**Task statement**
Once you have read the entries, please say how many lines hold the string "bold", giving the number only.

**Exercise input**
- - - - - - -

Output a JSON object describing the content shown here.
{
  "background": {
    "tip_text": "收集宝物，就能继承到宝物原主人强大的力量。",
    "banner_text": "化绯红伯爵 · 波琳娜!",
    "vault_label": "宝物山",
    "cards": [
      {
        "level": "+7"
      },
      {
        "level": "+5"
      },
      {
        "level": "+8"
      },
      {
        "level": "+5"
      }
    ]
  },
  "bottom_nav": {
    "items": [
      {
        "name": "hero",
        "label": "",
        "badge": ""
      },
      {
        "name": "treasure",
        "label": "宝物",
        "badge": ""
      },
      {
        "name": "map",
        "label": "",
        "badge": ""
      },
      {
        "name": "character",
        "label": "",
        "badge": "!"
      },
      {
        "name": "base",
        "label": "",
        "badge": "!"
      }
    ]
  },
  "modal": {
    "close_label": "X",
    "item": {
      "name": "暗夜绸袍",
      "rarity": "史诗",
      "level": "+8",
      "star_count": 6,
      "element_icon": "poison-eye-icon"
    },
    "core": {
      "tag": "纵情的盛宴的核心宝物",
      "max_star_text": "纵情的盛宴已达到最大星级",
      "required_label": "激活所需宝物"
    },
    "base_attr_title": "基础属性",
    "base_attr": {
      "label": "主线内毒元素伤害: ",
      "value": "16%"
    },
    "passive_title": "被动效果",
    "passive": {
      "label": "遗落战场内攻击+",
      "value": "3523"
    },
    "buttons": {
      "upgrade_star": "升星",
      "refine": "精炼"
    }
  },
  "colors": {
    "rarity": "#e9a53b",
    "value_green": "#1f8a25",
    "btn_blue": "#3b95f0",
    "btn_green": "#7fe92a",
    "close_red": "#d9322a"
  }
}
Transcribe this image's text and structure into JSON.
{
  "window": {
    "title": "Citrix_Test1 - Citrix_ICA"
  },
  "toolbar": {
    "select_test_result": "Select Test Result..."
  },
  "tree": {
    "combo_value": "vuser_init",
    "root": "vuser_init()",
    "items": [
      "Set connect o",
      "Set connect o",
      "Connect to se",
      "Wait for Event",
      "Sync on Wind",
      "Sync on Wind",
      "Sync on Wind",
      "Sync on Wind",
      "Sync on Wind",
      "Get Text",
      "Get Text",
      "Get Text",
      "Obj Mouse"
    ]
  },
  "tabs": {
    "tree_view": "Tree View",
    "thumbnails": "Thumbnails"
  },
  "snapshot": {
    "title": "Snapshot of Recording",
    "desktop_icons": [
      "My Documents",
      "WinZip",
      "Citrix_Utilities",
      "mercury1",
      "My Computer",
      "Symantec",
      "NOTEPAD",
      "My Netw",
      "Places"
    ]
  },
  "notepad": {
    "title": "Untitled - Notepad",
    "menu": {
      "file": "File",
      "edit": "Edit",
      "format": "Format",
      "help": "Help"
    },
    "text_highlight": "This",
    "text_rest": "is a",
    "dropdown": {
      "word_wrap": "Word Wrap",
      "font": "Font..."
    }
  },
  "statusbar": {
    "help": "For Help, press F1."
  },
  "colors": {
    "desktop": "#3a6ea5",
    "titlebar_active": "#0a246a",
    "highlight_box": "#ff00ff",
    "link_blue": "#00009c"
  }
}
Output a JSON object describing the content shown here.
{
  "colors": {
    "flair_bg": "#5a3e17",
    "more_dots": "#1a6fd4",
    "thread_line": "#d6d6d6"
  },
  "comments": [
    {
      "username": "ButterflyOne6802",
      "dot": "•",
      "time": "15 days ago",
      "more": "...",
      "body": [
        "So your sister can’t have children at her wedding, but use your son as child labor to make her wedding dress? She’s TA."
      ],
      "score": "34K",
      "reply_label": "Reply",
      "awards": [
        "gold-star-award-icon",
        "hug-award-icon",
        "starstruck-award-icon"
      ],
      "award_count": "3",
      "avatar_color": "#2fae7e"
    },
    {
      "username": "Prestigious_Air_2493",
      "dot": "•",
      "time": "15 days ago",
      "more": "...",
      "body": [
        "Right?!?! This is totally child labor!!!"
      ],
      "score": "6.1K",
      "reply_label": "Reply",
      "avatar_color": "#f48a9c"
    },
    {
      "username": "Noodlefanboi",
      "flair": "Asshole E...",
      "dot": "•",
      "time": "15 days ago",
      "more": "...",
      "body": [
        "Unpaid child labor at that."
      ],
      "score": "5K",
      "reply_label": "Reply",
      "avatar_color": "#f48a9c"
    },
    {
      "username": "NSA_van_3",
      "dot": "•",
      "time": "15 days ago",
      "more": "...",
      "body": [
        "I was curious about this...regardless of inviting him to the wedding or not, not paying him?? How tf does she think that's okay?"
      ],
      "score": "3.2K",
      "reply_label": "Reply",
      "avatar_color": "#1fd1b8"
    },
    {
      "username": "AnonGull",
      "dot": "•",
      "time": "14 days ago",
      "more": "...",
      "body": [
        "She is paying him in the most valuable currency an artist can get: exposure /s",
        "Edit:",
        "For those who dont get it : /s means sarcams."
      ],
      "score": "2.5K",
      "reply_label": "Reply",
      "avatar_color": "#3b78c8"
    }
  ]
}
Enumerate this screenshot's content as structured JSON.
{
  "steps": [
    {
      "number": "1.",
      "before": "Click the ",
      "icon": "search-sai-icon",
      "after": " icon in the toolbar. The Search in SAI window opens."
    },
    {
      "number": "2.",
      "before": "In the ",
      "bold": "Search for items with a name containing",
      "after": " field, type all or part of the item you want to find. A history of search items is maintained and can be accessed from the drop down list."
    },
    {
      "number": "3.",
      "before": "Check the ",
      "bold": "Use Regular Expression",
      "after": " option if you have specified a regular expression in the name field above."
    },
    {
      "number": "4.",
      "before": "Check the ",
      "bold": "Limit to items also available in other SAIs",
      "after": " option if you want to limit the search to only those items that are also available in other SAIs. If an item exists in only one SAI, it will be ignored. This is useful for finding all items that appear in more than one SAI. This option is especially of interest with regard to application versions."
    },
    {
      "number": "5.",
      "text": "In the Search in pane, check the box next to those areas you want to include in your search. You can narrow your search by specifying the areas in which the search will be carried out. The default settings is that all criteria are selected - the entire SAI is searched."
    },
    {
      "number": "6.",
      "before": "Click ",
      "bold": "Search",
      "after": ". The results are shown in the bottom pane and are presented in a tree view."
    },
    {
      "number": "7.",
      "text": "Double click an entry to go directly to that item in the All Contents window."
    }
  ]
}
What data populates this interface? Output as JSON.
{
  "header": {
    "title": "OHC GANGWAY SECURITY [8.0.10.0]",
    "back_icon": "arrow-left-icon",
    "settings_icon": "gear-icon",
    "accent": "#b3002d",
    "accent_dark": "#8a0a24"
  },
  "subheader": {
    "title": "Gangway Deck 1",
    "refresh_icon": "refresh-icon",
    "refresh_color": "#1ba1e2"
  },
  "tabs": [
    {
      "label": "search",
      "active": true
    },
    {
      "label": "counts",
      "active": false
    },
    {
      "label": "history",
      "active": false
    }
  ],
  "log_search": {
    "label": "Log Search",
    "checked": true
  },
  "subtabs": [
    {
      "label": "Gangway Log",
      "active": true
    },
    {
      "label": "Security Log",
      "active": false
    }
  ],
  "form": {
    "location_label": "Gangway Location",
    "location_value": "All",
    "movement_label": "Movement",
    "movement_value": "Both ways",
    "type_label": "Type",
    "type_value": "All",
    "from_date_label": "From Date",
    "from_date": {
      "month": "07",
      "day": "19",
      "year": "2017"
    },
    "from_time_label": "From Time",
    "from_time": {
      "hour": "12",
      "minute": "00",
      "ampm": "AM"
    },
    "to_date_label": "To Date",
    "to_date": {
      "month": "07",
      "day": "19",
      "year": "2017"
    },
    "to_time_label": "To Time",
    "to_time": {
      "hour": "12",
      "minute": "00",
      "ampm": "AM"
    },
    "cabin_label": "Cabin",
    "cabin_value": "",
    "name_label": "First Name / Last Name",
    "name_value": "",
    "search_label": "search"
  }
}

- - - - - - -

**Answer to the problem**
4